Things to Consider

If you’re planning to visit New Orleans during the week of Mardi Gras (always the day before Ash Wednesday), be aware that the city will be bustling and overwhelmingly packed full of visitors.

The parade is loud and exciting, and people continue the fun, crazy energy into the latest hours of the night. Don’t forget that New Orleans is also a humid, subtropical climate. Even in the winter, it is never very cold.

In the summers, the heat can be oppressive and sticky due to the humidity. Make sure you bring your sunscreen, loose clothing, water, and hats.

While New Orleans is not a huge city, it is still quite spread out with many different corners to visit. Be prepared to either walk a lot or take as much public transportation as possible.

Frequently Asked Questions

Street cars as seen in the downtown area for a piece on the best things to do in New Orleans

Sean Pavone/Shutterstock

Here are the questions about visiting New Orleans that people ask the most often:

What should I avoid in New Orleans?

Some things to be avoided when visiting New Orleans:

  • Walking alone at night
  • Chain restaurants
  • Con-artists trying to sell “authentic” trinkets
  • Walking around without water or sunscreen

What is the number one attraction in New Orleans?

By far, the highest-rated and most visited attraction is the French Quarter, and for good reason! It is certainly a must-do on your trip. Just be sure to see other parts of the city as well.

Is 3 days enough to visit New Orleans?

It of course depends on what you want to accomplish in your time, but 3 days would certainly be enough to see all of the biggest highlights and leave some of the others for next time.

What is New Orleans most popular for?

There are many things that people immediately associate with New Orleans, and it’s nearly impossible to rank them:

  • Jazz music
  • French influence and culture
  • Voodoo
  • Mardi Gras
  • Creole and Cajun food
  • 18th-century architecture
  • Beignets 

What is the best month to visit New Orleans?

If you’re interested in Mardi Gras, the weeks leading up to it and the week of are the best times to visit, which means usually February and March.

Because the weather is still fairly cool at this time, it will be pleasant to experience the city. You could even visit November-January if you’re interested in seeing the city in its more quiet state and staying out of the biting heat.

What Are the Best Things to Do in New Orleans?

Of all the options listed above, it’s hard to ignore the fame and high reputation of the French Quarter.
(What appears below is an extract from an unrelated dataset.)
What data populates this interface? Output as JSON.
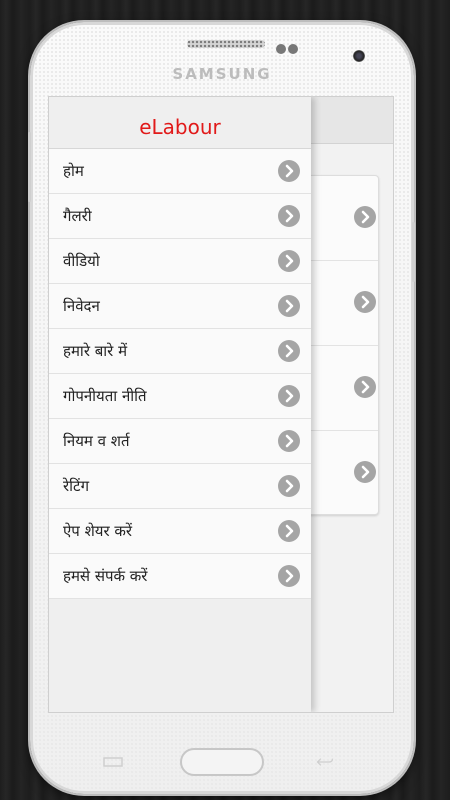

This lone neighborhood is synonymous with New Orleans, offering everything you could hope for and more.

Many of the activities compiled above are also in the French Quarter, so it’s a great place to get a lot done in a small area. 

But overall, the very best part of New Orleans is simply soaking in its unique, bubbly culture and energy that can be found nowhere else in the world. Happy travels!